Fixed Wages or Productivity Pay:
Evidence from 15 EU Countries
Small Business Economics
16: 191–204, 2001.
2001 Kluwer Academic Publishers. Printed in the Netherlands.
ABSTRACT. A simple model of the firms’ decision to pay
workers productivity related pay is tested using individual
worker level data from 15 EU member states. We find empir-
ical support for the key hypotheses of Lazear type PRP models
which relate to firm size and permanence of employment.
Other issues such as the organisation of production and the
nature of the product or service were found to be very periph-
eral to the use of PRP systems across countries.
The aim of this paper is to analyse the determi-
nants of firms choice of productivity related pay
by using data from the 1996 European Foundation

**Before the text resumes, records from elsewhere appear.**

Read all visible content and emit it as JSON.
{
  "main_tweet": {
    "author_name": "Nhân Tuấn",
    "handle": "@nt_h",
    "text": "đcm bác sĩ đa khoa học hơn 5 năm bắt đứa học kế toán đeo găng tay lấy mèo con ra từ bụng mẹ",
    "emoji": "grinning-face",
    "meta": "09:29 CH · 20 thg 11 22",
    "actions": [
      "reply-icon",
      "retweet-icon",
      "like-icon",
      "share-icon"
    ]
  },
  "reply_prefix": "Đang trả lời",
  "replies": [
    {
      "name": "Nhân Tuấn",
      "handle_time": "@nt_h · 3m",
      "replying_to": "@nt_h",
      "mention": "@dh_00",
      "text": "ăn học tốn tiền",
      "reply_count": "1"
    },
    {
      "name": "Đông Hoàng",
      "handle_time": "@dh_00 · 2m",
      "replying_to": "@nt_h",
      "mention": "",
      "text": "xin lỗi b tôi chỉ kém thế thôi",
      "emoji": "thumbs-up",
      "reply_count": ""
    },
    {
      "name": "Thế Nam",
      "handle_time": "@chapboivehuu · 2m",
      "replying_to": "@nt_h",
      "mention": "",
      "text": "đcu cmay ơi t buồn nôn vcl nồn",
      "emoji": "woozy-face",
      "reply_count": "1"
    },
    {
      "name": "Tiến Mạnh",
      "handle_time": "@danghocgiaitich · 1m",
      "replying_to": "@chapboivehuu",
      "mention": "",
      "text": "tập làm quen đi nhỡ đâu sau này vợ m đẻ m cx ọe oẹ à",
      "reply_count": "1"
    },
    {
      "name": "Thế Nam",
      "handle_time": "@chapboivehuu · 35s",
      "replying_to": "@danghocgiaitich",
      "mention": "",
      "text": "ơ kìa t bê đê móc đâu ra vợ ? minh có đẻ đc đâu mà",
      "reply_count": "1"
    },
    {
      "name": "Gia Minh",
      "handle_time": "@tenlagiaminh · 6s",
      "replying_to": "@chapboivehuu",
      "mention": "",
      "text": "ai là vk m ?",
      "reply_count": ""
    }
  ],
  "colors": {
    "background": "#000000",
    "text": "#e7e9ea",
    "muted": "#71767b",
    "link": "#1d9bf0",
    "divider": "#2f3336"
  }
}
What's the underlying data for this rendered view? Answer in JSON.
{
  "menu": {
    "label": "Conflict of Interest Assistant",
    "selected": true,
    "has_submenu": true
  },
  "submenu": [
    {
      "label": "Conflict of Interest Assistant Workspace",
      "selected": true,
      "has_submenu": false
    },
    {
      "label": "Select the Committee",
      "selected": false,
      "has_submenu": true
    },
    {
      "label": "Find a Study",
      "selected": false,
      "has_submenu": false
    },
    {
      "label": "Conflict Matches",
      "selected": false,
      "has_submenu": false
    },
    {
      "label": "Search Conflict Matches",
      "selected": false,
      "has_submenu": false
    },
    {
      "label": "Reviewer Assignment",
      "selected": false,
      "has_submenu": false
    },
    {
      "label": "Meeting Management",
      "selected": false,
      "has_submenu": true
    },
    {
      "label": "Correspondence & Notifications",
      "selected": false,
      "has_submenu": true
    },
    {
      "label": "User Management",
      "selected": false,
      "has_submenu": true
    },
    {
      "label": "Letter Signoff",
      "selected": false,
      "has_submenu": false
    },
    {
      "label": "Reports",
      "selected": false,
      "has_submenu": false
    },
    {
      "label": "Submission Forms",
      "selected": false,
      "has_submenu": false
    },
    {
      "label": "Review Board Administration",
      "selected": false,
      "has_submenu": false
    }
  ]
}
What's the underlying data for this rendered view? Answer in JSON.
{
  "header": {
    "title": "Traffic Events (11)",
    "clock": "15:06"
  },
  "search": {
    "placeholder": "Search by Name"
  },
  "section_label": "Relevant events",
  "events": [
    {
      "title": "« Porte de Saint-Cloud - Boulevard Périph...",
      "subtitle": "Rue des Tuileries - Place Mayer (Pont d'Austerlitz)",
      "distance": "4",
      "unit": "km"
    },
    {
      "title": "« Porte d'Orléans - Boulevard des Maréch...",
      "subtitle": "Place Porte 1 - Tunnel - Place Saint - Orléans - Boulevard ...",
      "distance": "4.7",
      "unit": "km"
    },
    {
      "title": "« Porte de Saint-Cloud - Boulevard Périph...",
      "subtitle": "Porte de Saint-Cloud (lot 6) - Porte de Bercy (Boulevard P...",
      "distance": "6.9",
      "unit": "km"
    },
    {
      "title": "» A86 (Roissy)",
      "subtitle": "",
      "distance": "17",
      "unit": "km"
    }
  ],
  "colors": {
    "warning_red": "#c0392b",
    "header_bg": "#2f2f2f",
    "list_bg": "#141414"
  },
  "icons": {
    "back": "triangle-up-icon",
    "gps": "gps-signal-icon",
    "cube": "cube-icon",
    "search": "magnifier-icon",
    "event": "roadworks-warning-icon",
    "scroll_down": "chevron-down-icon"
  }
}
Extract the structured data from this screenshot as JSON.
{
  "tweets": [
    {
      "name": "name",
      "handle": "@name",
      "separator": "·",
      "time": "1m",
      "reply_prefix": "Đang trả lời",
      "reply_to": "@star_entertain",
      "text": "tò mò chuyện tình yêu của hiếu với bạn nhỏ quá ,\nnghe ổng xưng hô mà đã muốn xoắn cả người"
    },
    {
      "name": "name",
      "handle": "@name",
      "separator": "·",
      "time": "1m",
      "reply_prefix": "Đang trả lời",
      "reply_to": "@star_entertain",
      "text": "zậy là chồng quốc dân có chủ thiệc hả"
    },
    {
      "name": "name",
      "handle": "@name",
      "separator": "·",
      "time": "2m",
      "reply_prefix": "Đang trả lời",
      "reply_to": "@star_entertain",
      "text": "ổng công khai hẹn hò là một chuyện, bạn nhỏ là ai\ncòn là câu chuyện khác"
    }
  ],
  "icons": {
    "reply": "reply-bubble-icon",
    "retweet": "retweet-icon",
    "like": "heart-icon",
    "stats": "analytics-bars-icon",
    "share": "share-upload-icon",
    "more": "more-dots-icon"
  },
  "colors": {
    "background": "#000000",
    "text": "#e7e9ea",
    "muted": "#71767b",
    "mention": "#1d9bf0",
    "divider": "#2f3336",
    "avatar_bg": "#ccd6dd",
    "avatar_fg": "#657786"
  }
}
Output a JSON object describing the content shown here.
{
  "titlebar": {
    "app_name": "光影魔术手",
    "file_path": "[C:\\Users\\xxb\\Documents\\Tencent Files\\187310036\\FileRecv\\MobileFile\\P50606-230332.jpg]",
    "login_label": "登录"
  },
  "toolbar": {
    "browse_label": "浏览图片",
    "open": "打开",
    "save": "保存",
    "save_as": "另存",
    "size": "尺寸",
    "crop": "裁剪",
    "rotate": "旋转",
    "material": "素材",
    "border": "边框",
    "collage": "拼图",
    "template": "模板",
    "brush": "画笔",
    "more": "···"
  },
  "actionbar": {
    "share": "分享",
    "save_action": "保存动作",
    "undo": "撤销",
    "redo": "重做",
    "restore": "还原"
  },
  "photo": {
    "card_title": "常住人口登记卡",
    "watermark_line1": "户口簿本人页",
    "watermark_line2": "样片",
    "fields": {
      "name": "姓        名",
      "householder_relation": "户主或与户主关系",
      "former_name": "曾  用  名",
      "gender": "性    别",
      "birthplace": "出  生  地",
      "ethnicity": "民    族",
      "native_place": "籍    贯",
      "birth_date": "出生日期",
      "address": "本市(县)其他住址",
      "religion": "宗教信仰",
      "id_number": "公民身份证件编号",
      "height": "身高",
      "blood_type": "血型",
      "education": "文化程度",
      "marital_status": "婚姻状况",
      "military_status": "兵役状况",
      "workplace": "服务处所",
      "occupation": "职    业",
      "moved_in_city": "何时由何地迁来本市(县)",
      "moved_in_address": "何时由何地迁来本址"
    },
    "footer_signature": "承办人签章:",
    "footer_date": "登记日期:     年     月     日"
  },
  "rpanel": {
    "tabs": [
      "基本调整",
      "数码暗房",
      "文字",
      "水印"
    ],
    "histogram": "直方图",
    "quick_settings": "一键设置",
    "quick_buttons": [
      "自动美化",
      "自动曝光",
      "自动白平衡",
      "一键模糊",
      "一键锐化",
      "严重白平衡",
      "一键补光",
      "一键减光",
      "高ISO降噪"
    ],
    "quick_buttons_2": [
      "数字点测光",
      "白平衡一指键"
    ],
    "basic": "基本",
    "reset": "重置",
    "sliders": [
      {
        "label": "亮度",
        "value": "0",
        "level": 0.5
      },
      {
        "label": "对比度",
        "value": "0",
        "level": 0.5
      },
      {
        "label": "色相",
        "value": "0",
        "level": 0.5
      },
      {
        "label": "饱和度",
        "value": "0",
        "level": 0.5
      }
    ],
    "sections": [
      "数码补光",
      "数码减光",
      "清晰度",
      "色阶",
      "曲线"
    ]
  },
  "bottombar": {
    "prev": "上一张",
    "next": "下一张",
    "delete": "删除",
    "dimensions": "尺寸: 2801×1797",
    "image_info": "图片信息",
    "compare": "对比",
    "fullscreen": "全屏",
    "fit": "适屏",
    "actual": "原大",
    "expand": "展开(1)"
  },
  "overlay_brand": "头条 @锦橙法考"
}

Second European Survey on Working Conditions.
Our analysis focuses solely on the private business
sector, and defines productivity related pay (PRP)
as a system in which a workers pay is linked in a
direct way to her output. Thus we include piece
rates in our measure, alongside alternative systems
linking pay and productivity.
The issue of PRP itself is interesting and one
in which a number of national governments have
been visibly proactive in promoting in recent
years. As to why this might be the case, Booth and
Frank (1996) and Brown (1997) both cite the
desire to increase labour market flexibility and
stimulate productivity and/or employment growth.
Heywood et al. (1998), in an analysis of German
firms, take this line of argument further by sug-
gesting that the incorporation of variable payment
schemes into the labour agreements of individual
firms had been a major step towards alleviating
unemployment. At the firm level, we draw on the
work of Heywood et al. (1997) which uses the
Workplace Industrial Relations Survey (WIRS) to
test for the effects of monitoring, technology, job
security, competition and industrial relations on
the incidence of PRP. One caveat for us is that we
have no comparable technological regime infor-
In terms of the underlying theoretical motiva-
tion for PRP, the literature strongly features the
interrelated issues of monitoring of workers and
measurement (Heywood et al., 1997; Garen,
1994), the attraction of high quality workers or
sorting argument (Booth and Frank, 1996; Lazear,
1986, 1996) and effort levels, a feature which is
common across all theories. In her analysis of
Australian Performance Pay Provisions, Brown
(1997, pp. 353–354) identifies five fundamental
objectives; attracting and retaining competent
employees, and via a goal setting process, pro-
viding a focus for formal training activities; to
promote an achievement orientation, to reward
superior performance; to promote the achievement
of organisational objectives; to share the economic
benefits of improved performance, and; to
promote employee responsibility.
In particular, the theory presented by Heywood
et al. which is in itself an extension to the Lazear
(1986) model, argues that there are significant
costs involved in designing a measurement system
in order to correctly measure performance or
output. Crucial to this model is that the costs of
designing and implementing a PRP system are
fixed across firms. Thus the costs per worker are
smaller the larger the (employment) size of firm.
The alternative to a PRP system are concentrated
in the costs of worker supervision. In a simplified
model the trade-off between the two systems is
largely in the costs of designing and implementing
a PRP system versus the monitoring or supervi-
sory costs for time rate workers.
Final version accepted on January 6, 2001
Research Centre for Industrial Strategy
The Birmingham Business School
University of Birmingham
Birmingham B15 2TT